The Danish pension fund for architects AP saw its solvency ratio fall by a third in the first half of 2018 as providers of average-rate pensions in Denmark made accounting adjustments in the wake of a regulatory change.
Earlier this year, the revised calculation of the Danish Volatility Adjustment (VA) – published by the European Insurance and Occupational Pensions Authority (EIOPA) in 2018 – finally came into force.
The change had the effect of lowering the discount yield curve used by insurance and pension companies to calculate liabilities under the Solvency II framework.
AP’s solvency ratio dropped to 199% at the end of June, from 282% at the end of December, according to the interim report of its manager Sampension.
Meanwhile, the pension fund for agricultural academics and vets, PJD – also managed by Sampension – saw its solvency ratio fall to 265% from 283%. Sampension Liv’s coverage weakened to 317% from 444% over the same period, the firm reported.
Sampension said: “For the average-rate pensions segment, total reserves have been affected by interest rate declines and regulatory changes, with the so-called VA surcharge falling over the year due to a new method of calculation by the authorities.”
Both of these elements affected free reserves and reduced the solvency coverage for Danish life insurance companies in general as well as those under Sampension, it said.
Meanwhile, pension fund PenSam, whose members are mostly public sector workers in the health, social care and education sectors, said in its first half report that its solvency capital requirement increased by DKK716m (€96m) during the period — partly due to the decrease in the VA.

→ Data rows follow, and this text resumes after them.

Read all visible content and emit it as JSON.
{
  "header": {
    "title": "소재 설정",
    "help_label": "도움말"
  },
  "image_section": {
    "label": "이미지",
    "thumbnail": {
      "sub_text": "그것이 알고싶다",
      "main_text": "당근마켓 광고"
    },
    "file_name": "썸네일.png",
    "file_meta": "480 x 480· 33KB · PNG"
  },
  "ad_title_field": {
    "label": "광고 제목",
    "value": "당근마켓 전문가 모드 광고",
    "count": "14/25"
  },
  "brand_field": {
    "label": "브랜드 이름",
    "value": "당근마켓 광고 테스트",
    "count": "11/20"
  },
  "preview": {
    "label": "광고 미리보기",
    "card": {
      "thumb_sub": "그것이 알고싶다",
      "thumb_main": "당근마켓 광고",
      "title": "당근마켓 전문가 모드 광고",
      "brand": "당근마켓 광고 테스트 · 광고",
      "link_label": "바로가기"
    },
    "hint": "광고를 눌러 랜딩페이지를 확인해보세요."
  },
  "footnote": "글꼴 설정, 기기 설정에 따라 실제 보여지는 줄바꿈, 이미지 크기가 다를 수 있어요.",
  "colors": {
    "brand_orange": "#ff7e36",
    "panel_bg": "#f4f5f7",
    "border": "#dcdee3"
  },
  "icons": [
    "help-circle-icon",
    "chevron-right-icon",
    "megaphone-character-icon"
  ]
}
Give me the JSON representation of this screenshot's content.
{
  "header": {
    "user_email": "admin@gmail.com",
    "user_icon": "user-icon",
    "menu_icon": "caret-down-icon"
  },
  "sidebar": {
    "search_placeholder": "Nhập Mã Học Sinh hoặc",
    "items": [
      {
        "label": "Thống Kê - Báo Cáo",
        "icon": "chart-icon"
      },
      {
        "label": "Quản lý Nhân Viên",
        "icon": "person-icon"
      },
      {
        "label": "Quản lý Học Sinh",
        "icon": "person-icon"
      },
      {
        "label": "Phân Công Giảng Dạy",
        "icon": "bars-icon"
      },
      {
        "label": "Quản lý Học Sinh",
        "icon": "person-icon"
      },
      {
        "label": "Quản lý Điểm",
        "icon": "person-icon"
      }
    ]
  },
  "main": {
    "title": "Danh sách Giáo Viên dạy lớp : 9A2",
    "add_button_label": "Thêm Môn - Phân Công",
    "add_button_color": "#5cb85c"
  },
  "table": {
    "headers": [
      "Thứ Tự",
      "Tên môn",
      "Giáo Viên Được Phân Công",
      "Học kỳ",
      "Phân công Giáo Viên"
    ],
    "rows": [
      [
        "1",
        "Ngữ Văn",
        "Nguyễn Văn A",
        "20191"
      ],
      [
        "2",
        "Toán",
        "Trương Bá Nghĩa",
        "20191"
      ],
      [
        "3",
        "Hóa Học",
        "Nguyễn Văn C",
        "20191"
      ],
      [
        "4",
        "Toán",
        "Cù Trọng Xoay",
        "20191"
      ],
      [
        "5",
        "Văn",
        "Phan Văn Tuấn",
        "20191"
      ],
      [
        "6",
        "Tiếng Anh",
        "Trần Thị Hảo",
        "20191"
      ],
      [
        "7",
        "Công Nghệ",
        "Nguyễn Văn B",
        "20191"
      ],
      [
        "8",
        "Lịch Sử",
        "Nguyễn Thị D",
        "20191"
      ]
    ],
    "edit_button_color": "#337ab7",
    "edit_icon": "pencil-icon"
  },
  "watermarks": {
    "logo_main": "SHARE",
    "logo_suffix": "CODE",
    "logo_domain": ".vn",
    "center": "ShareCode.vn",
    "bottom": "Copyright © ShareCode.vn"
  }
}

“The decrease in the VA supplement has led to a large increase in life insurance provisions and thus a reduction in the collective bonus potential,” the fund said.
PenSam Liv’s solvency ratio fell to 502% at the end of June, from 732% at the end of December 2018.
The VA change has been seen as another factor driving Danish pension funds to move away from the provision of average-rate pensions, with or without yield guarantees attached, as it forces investment strategies to become more conservative thereby reducing potential returns.
AP and PJD are in the process of appealing a ruling impeding their attempt to switch their customers from average-rate to market-rate pension schemes.
The VA was also cited today by Denmark’s largest commercial pension fund PFA as having had a negative impact on its interim results, though not on the pensions side of its business.
It said a “considerable part of the adverse result on health and accident insurance” was due to an investment loss of DKK452m, of which “the majority” was related to the VA change.
PFA reported an overall group loss of DKK31m in the first half of 2019, after a DKK10m profit for the whole of 2018.